As someone who cares a lot about accessibility having got my start working on the BBC Ouch Disability blog and subsequently on a number of web content publishing sites, there’s been more than one occasion where I’ve had a conversation like this:
“I think we really should be subtitling our videos for deaf users”
“Yes, that’s a great idea and really something we should be doing BUT…”
Those ‘buts’ include
- Technical issues: having a video player that can render subtitles and having tools to be able to produce them.
- Cost issues: professionally produced subtitles are not free and in an online world where publishers don’t have the same obligations as on TV, those costs have to be weighed against other priorities
- Timeliness; particularly for news content; subtitles that go live a day after publication aren’t going to cut it for stories with a shorter lifespan
Let me be clear I’m absolutely not trying to castigate publishers or on the other hand to absolve them for inaction but just to lay out some of the considerations that they face.
However, in the last year or so I’ve noticed a real change with subtitles popping up in unexpected places and I haven’t had to look very far, in fact, you just have to open your favourite social media app to see it.The catalyst for this change hasn’t been some magical resolution of the buts I just described, rather it’s the introduction of silent auto-playing videos on Facebook and other social media sites.
Suddenly the tables have turned! When most people experience partial deafness, subtitles become a no-brainer for publishers! No longer an accessibility afterthought they are now the crucial hook to gain the user’s interest as they scroll through their feed.
The style has changed too. Where often TV news reports contain a voiceover accompanied by some vaguely related stock footage. On social media you get a graphics and text lead video with some vaguely related stock music.
And whilst these videos weren’t designed specifically with deaf users in mind suddenly they can be part of those conversations.
And this flipping of the script is not a unique case, taking a ‘universal design’ approach can suddenly put disabled users on a par with their peers. Another recent example being the Amazon Echo device, which is operated solely via voice, making it equally accessible to blind and sighted users alike.
So what’s next? Whilst YouTube’s Auto Generated captions leave much to be desired, I do believe some combination of automatic speech-to-text, along with crowdsourcing and manual curation will greatly speed up the current (largely manual) subtitling and transcription process, indeed start-ups like Amara and Trint are working towards this, trying make more of the web accessible to all.
I would love to hear if you have benefited from the rise of captioned videos on social media!
Gideon is facilitating the session ‘Insert Caption Here’: how Facebook made video captioning cool at the SRCCON 2016 conference on July 28th/29th in Portland, Oregon
The Limping Chicken is the UK’s deaf blogs and news website, and is the world’s most popular deaf blog.
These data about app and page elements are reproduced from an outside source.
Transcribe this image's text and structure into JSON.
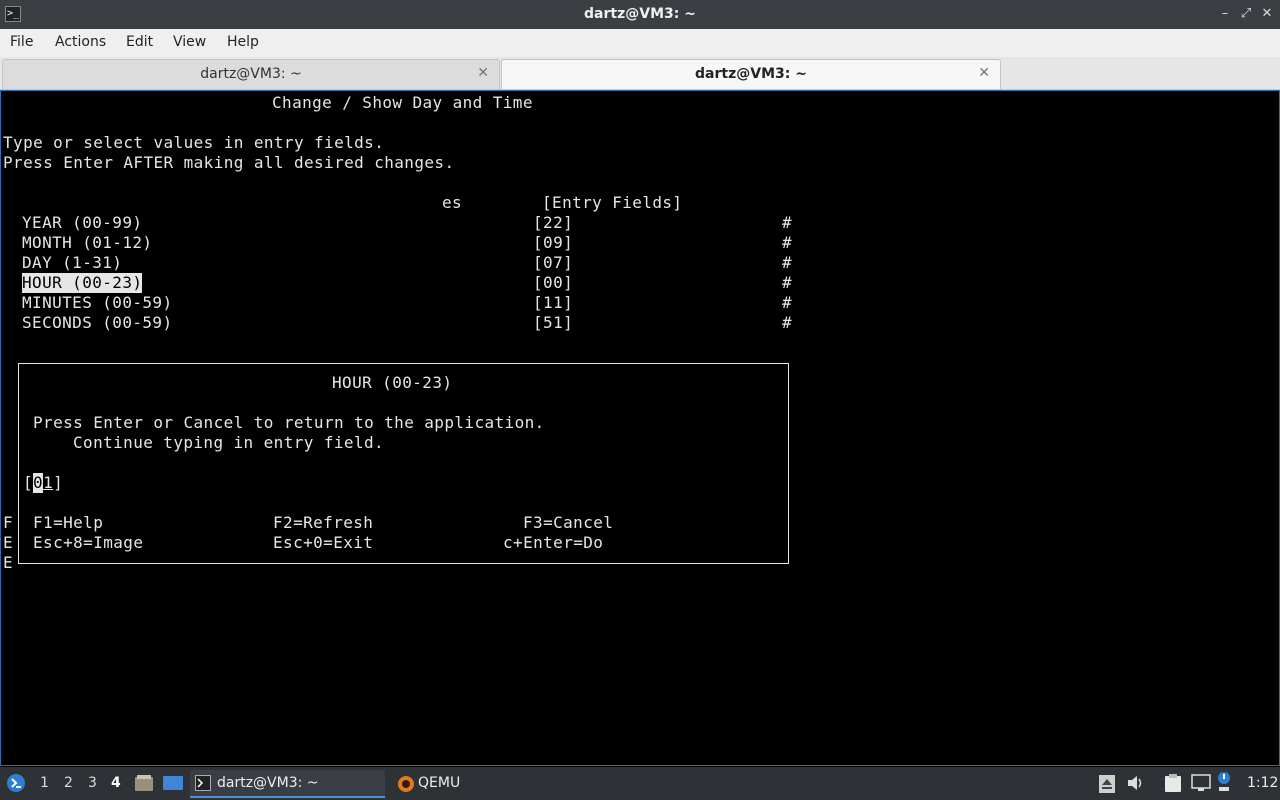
{
  "window": {
    "title": "dartz@VM3: ~",
    "controls": [
      "–",
      "⤢",
      "✕"
    ]
  },
  "menu": [
    "File",
    "Actions",
    "Edit",
    "View",
    "Help"
  ],
  "tabs": [
    {
      "label": "dartz@VM3: ~",
      "active": false
    },
    {
      "label": "dartz@VM3: ~",
      "active": true
    }
  ],
  "terminal": {
    "screen_title": "Change / Show Day and Time",
    "instr1": "Type or select values in entry fields.",
    "instr2": "Press Enter AFTER making all desired changes.",
    "col_fragment": "es",
    "entry_header": "[Entry Fields]",
    "fields": [
      {
        "label": "YEAR (00-99)",
        "value": "[22]",
        "mark": "#"
      },
      {
        "label": "MONTH (01-12)",
        "value": "[09]",
        "mark": "#"
      },
      {
        "label": "DAY (1-31)",
        "value": "[07]",
        "mark": "#"
      },
      {
        "label": "HOUR (00-23)",
        "value": "[00]",
        "mark": "#"
      },
      {
        "label": "MINUTES (00-59)",
        "value": "[11]",
        "mark": "#"
      },
      {
        "label": "SECONDS (00-59)",
        "value": "[51]",
        "mark": "#"
      }
    ],
    "left_fragments": [
      "F",
      "E",
      "E"
    ],
    "popup": {
      "title": "HOUR (00-23)",
      "line1": "Press Enter or Cancel to return to the application.",
      "line2": "Continue typing in entry field.",
      "input_open": "[",
      "input_cursor": "0",
      "input_rest": "1",
      "input_close": "]",
      "keys": [
        [
          "F1=Help",
          "F2=Refresh",
          "F3=Cancel"
        ],
        [
          "Esc+8=Image",
          "Esc+0=Exit",
          "c+Enter=Do"
        ]
      ]
    }
  },
  "taskbar": {
    "workspaces": [
      "1",
      "2",
      "3",
      "4"
    ],
    "active_workspace": "4",
    "tasks": [
      "dartz@VM3: ~",
      "QEMU"
    ],
    "clock": "1:12"
  }
}
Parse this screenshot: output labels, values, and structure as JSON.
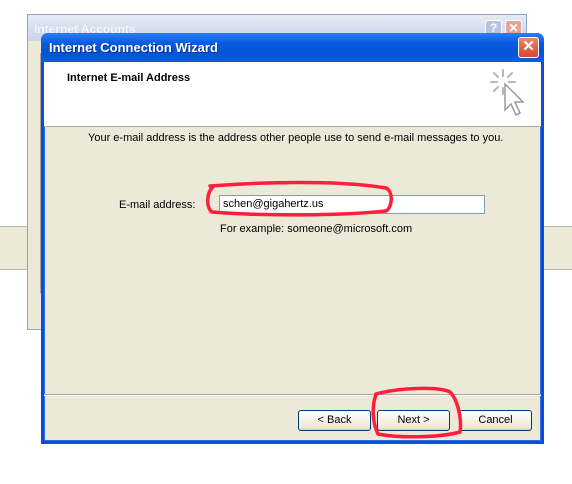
{
  "background_window": {
    "title": "Internet Accounts",
    "help_label": "?",
    "close_label": "✕"
  },
  "wizard": {
    "title": "Internet Connection Wizard",
    "close_label": "✕",
    "header_title": "Internet E-mail Address",
    "description": "Your e-mail address is the address other people use to send e-mail messages to you.",
    "email_label": "E-mail address:",
    "email_value": "schen@gigahertz.us",
    "example": "For example: someone@microsoft.com",
    "buttons": {
      "back": "< Back",
      "next": "Next >",
      "cancel": "Cancel"
    }
  },
  "colors": {
    "titlebar": "#0553d6",
    "dialog_bg": "#ece9d8",
    "annotation": "#ff1f3d"
  },
  "icons": {
    "wizard_header": "wizard-pointer-icon"
  }
}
It is edited by Deaf journalist and filmmaker Charlie Swinbourne.
Please note that the views of the writers are their own, and not necessarily the views of the Editor or site as a whole. Read our disclaimer here.
- Phonak: innovative technology and products in hearing acoustics
- Ai-Media: Remote captioning. Check out these captioning fails!
- Bellman & Symfon: home alerting solutions
- Deaf Umbrella: sign language interpreting and communications support
- Clarion: BSL/English interpreting and employment services
- Appa: Communication services for Deaf, Deafblind and hard of hearing people
- Signature: Find out about the Signature conference here.
- SignVideo: Instant BSL video interpreting online
- 121 Captions: captioning and speech-to-text services
- Hearing Direct: Online hearing aids
- The National Theatre: Captioned and BSL accessible theatre in London
- Doncaster School for the Deaf: education for Deaf children
- SignLive: Online video interpreting for Deaf people
- RAD Tax Advice: Tax and Tax Credit info for Deaf people
- Deaf Independent: Deaf care and support services
- Signworld: online BSL learning and teaching materials
- Performance Interpreting: BSL interpreting at concerts
- National Deaf Children's Society: The leading charity for deaf children
- DCAL: Find out how to study at the Deafness Cognition and Language Research Centre, London
- cSeeker: Deaf-led educational communication support service
- Signed Culture: Advocating for BSL access to arts and culture
- Sarah Gatford: BSL interpreting, training and consultancy
- SignHealth: healthcare charity for Deaf people
- CJ Interpreting: communication support in BSL
- Sign Solutions:, language and learning
- Action Deafness Communications: sign language and Red Dot online video interpreting
- BSLcourses.co.uk: Provider of online BSL courses
- British Society for Mental Health and Deafness: Promoting positive mental health for deaf people
- deafPLUS: Money advice line in BSL
- Happy: Microsoft Office courses taught in BSL and SSE by a Deaf trainer – all abilities catered for
- Hamilton Lodge School in Brighton: education for Deaf children
- Lipspeaker UK: specialist lipspeaking support
- Ozen: Australian hearing aid specialists
- Elmfield School, Bristol: Inclusive education for Deaf pupils
- Exeter Deaf Academy: education for Deaf children